Today is also a rare event: the second full moon of January (a Blue Moon), coinciding with a Super Moon (the moon is at the closest point to Earth) and a total lunar eclipse. Joe Rao for writes (“Get Ready for the ‘Super Blue Blood Moon’ Eclipse of Jan. 31!; January 19, 2018): “Interestingly, this will be the first time in over 150 years (since March 31, 1866, to be exact) that a total lunar eclipse will coincide with a Blue Moon in North America.”

That’s enough excitement for one day.

I am taking a short winter break and will return in mid-February.

Monday, January 29, 2018

Foghorn Leghorn: Little Boy Boo (1954)

American Comedy

America’s Pastime: Eggbert Jr., the bookish son of Miss Prissy, the widow hen, picks up baseball quick enough, even if he takes things literally, like “putting some pepper on the ball.” For more background on “Little Boy Boo,” go [here].

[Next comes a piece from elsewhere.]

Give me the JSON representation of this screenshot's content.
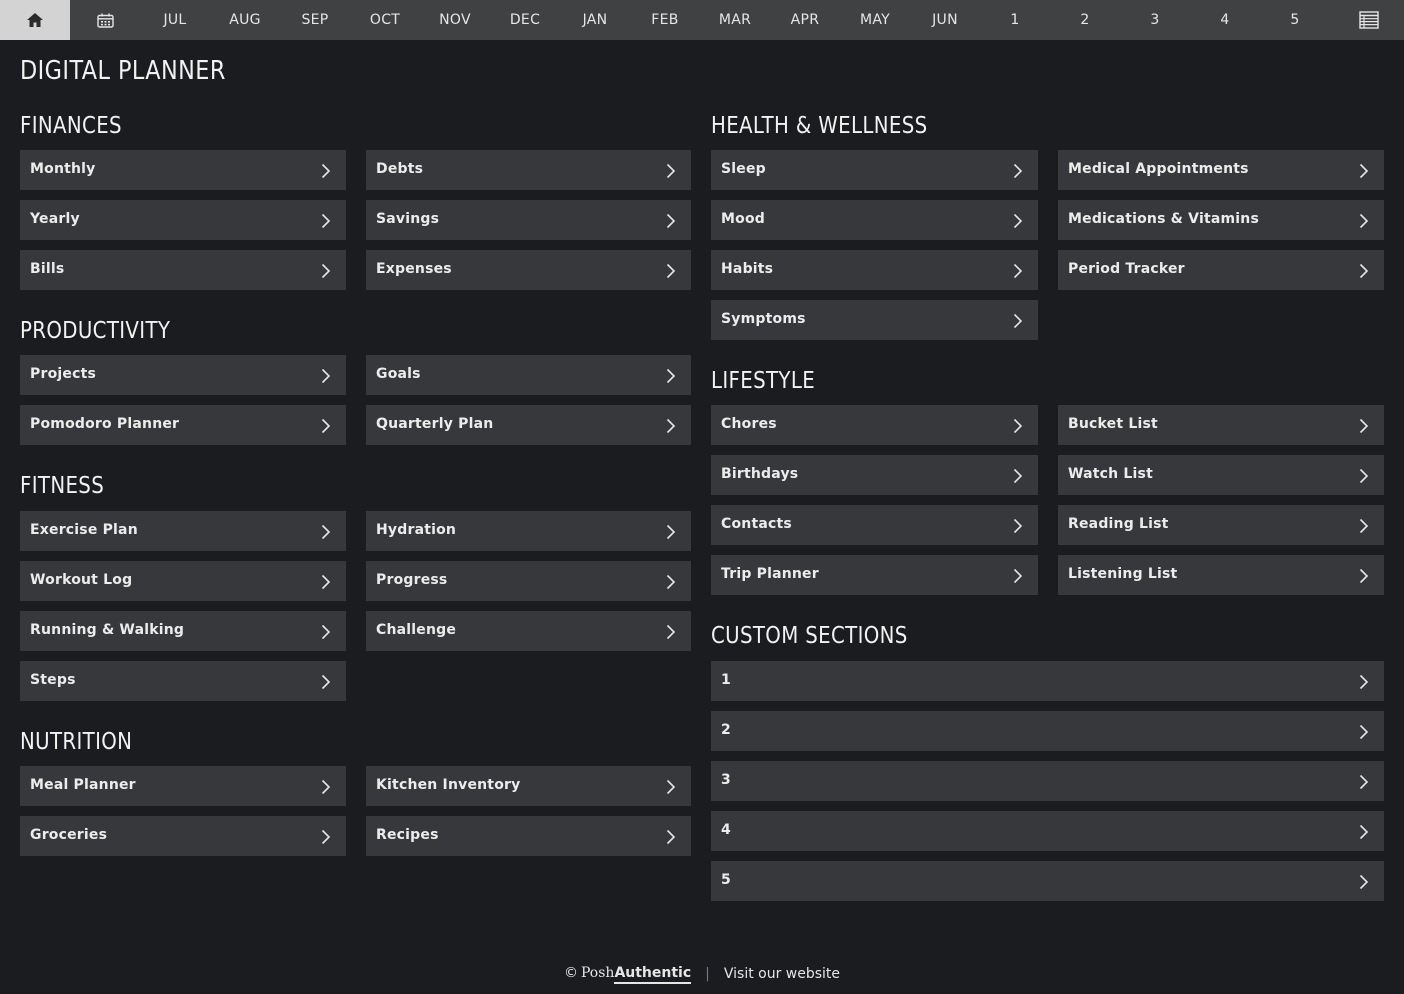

The large Rhode Island rooster, Foghorn Leghorn, sporting a a central Virginia accent, appears earnest in his attempts, even if he comes across as obnoxious and overbearing. The boy’s skills are out of this world and do not match what his small stature suggests, leaving Mr. Leghorn to declaim: “There is something going on around here that just don’t add up.”

Probably so; the events are far beyond his understanding, limited by his lack of awareness, his lack of sensibility, and his lack of humility. Such character traits are rare, and at times used to be found in leaders, whether economic or political. Now, all it takes is ambition, drive, a take-charge attitude and money, not exactly a good combination for their subordinates.

As for the rooster, he remains blithely ignorant; such incongruity makes for some funny moments in that the actual does not meet expectations, and where the quiet thoughtful one outwits the loudmouth and thus comes out on top. It is all the more funny because today this rarely takes place. In America, for example, un gros bouffon can become president.

Such is American (tragi)comedy at its best.